Data records
____________

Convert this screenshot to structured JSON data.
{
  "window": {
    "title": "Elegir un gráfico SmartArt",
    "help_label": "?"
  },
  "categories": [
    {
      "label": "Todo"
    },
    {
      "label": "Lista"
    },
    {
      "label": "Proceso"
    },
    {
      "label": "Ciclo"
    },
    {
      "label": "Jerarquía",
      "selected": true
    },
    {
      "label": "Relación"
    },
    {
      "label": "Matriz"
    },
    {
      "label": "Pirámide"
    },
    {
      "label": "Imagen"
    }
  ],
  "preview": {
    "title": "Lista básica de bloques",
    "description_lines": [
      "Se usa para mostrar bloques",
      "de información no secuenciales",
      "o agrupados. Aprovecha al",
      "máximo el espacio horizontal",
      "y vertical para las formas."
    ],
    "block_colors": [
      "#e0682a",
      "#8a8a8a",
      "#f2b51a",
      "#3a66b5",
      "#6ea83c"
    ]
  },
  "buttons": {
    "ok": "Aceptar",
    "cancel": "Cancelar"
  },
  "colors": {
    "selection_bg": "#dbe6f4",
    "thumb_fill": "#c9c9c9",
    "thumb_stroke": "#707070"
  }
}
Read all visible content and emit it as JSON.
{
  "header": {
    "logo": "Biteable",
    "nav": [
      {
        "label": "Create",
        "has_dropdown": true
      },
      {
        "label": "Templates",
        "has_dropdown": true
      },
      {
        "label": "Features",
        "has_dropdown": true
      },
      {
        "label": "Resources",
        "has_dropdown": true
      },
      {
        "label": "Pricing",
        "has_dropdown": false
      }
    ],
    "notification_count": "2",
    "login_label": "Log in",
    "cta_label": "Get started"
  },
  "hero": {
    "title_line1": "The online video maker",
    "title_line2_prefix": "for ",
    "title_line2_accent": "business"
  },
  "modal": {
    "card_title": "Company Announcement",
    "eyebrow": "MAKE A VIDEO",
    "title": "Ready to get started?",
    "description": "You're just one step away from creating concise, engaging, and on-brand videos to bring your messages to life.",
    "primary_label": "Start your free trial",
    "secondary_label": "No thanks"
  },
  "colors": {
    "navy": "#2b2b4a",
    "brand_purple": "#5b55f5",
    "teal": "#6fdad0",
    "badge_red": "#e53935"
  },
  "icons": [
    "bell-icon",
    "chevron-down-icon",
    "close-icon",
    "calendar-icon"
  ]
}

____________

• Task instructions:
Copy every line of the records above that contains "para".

• Your response:
      "Se usa para mostrar bloques",
      "y vertical para las formas."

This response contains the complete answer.